- _WHAT IS EXPECTED_
Search the lines of the records for the word "this", and copy every line that has it.

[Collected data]
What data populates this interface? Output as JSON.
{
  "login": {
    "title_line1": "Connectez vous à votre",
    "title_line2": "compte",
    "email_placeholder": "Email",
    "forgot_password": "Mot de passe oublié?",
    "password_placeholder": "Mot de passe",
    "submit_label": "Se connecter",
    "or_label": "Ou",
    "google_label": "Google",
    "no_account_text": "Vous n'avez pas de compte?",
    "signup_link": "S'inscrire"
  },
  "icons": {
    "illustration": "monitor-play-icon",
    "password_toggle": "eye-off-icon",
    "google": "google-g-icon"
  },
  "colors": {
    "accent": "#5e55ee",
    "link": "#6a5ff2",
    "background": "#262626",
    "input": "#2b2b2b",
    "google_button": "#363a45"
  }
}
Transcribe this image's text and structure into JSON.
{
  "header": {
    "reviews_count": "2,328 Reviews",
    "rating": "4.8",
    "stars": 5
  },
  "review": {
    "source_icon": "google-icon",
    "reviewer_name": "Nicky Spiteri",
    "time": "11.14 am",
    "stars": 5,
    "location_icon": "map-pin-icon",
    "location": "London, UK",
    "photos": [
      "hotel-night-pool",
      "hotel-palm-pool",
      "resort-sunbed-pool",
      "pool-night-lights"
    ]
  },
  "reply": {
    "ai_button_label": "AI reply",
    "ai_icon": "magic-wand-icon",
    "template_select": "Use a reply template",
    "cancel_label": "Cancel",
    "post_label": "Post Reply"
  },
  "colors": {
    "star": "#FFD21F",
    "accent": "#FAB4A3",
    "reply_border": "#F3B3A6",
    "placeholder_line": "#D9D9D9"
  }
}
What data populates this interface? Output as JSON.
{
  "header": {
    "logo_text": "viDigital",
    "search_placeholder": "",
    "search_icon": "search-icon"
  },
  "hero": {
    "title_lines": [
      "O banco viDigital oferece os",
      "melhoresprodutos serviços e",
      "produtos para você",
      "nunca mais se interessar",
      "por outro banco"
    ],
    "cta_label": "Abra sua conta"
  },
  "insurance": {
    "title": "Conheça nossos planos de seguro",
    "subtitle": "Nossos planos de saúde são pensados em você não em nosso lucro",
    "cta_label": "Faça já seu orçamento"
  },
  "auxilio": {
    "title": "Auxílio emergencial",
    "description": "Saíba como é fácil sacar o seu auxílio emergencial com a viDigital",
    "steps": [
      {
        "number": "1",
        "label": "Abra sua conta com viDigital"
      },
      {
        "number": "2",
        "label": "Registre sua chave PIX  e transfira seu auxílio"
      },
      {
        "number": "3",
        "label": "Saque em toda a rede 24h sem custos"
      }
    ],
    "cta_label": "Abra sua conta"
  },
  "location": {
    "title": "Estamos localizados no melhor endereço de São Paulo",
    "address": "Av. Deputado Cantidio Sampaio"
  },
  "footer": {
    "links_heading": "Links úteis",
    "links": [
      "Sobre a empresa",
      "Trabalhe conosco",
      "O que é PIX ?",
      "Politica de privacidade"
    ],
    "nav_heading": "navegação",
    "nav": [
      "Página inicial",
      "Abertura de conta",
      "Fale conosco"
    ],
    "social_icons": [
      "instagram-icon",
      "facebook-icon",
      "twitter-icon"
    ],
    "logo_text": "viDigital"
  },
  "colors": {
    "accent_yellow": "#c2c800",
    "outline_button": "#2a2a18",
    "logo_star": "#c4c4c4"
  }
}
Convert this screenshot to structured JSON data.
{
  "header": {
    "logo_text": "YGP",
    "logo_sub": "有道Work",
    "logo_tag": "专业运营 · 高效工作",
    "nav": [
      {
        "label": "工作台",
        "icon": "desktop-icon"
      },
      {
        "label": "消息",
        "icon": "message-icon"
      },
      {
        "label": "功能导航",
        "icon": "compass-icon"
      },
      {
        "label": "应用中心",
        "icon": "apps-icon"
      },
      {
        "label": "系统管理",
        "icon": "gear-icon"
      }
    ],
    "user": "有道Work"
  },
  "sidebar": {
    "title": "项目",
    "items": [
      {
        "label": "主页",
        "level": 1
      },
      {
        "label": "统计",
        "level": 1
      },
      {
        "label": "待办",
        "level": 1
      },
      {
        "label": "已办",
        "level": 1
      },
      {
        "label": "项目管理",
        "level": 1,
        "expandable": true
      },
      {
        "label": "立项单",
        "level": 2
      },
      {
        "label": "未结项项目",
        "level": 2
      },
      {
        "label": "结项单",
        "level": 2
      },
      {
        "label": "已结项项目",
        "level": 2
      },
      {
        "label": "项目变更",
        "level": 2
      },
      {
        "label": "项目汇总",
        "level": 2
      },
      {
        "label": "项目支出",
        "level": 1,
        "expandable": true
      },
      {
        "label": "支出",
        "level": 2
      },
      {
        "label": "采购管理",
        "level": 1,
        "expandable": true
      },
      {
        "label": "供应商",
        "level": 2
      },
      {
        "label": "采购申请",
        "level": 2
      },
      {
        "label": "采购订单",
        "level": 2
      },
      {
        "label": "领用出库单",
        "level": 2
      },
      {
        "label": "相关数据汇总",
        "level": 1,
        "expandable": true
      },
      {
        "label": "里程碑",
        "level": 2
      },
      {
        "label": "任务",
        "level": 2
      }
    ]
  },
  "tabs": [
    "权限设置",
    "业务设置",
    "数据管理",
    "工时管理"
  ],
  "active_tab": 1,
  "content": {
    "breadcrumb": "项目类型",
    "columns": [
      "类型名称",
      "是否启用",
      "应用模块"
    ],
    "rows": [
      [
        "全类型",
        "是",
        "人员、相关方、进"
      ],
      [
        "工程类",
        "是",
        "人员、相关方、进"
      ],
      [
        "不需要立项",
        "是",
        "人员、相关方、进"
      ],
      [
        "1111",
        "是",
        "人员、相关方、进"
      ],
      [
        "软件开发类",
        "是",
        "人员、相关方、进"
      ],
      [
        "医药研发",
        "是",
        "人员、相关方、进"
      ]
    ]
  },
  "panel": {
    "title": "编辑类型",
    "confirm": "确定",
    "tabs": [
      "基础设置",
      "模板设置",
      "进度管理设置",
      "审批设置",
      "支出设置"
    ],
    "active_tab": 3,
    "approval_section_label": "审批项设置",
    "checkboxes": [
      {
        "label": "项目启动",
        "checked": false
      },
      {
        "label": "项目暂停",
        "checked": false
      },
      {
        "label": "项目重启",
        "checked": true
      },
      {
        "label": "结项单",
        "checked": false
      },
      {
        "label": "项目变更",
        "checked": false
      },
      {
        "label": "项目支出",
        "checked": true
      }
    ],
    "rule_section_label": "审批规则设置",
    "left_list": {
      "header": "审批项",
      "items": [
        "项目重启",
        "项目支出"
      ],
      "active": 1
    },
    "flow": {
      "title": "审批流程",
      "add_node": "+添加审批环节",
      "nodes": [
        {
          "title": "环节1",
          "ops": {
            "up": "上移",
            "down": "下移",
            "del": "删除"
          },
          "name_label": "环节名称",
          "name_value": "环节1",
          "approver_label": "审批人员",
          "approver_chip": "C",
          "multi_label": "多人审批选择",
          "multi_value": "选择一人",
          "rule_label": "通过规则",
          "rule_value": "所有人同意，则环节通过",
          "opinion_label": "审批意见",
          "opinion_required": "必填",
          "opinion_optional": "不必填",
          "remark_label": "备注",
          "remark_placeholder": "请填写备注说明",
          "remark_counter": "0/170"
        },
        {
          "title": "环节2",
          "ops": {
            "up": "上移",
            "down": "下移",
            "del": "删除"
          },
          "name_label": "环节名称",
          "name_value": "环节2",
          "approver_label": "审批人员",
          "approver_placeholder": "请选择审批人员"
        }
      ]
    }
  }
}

- _TASK ANSWER_
What data populates this interface? Output as JSON.
Transcribe this image's text and structure into JSON.
What data populates this interface? Output as JSON.
Convert this screenshot to structured JSON data.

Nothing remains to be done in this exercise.